Sources say Mexico's frustration with U.S. efforts to stop the flow of weapons has pushed them into this novel approach. The law firm is looking at charges that may include civil RICO. The contract was signed on November 2, 2010 by a representative of Mexico's Attorney General, at their Washington embassy.
On November 5, 2010 President Felipe Calderon expressed his frustration to CBS News correspondent Peter Greenberg: "We seized more than 90,000 weapons...I am talking like 50,000 assault weapons, AR-15 machine guns, more than 8,000 grenades and almost 10 million bullets. Amazing figures and according to all those cases, the ones we are able to track, most of these are American weapons."
According to sources, investigators will obtain makes and serial numbers of guns seized by Mexican authorities and trace them to their U.S. distributors and manufacturers.
Christopher Renzulli of New York, who has represented U.S. gun makers for fifteen years, says he believes this would be a difficult case for the Mexican government to win. "The Protection of Lawful Commerce in Arms Act would bar that kind of lawsuit from the start. The law, passed in 2005 has resulted in several lawsuits against gun makers being dismissed.
But sources familiar with the case say the law firm retained by Mexico - New York based Reid Collins & Tsai - believes the federal law won't stand in the way of their case.
According to the Mexican government database, there were 15,273 drug-related killings in 2010.Overall, a total of 34,612 people have died in drug-related killings in the four years since Mexican President Felipe Calderon declared a stepped-up offensive against drug cartels.

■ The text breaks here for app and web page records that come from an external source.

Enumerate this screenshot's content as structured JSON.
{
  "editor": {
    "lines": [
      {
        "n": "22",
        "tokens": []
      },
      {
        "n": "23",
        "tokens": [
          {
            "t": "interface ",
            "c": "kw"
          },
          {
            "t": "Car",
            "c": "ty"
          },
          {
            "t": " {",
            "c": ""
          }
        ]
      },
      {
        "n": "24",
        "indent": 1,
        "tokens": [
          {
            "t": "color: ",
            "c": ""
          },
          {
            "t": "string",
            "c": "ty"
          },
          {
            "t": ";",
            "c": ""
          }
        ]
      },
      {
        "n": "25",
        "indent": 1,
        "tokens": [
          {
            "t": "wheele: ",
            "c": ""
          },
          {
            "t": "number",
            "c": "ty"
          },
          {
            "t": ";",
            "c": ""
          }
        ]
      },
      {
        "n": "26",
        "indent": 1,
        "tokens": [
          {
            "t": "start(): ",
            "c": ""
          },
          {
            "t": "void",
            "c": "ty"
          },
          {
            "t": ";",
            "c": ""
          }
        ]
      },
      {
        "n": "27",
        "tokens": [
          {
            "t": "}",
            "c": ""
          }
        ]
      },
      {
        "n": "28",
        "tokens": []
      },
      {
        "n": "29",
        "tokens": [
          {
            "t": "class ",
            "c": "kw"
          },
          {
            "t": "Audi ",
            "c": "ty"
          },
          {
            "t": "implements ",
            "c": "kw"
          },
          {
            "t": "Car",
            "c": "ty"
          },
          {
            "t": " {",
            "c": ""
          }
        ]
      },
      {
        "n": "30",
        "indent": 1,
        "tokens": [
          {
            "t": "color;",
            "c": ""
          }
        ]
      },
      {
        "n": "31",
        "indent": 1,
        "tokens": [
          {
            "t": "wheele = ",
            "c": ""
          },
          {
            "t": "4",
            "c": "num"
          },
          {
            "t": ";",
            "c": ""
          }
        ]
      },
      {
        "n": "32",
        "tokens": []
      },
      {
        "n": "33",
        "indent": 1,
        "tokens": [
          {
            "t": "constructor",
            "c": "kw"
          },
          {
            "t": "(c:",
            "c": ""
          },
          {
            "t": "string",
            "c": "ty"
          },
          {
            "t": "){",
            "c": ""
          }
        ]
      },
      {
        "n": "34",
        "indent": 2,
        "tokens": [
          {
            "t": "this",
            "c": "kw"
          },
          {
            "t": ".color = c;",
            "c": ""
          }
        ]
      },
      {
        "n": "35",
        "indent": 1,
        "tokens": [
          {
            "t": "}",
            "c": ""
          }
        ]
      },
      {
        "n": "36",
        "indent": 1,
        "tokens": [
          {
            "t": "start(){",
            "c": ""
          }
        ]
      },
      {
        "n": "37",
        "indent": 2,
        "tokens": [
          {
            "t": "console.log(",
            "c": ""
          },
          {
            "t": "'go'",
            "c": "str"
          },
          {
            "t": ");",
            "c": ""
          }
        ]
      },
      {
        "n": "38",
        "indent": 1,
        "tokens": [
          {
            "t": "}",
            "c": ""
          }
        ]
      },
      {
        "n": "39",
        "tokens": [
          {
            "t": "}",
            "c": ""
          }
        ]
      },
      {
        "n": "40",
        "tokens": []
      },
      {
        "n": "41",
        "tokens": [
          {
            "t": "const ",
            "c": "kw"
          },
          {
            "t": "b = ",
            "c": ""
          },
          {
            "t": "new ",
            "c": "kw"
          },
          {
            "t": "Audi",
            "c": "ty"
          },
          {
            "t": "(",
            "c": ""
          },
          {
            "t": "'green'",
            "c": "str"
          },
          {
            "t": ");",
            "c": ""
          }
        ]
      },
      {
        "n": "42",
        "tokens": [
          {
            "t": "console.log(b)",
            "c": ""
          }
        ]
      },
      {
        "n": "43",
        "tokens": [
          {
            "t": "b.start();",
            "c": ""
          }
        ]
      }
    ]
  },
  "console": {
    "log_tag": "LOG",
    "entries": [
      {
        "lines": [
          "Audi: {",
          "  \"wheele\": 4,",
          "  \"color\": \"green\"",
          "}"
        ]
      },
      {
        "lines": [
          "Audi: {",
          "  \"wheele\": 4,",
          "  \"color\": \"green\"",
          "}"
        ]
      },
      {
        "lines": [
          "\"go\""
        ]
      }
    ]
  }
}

Richard Feldman, President of the Independent Firearms Association and former gun industry association executive said: "Maybe we should be suing the Mexican government for their failure to prevent drugs from coming into our country."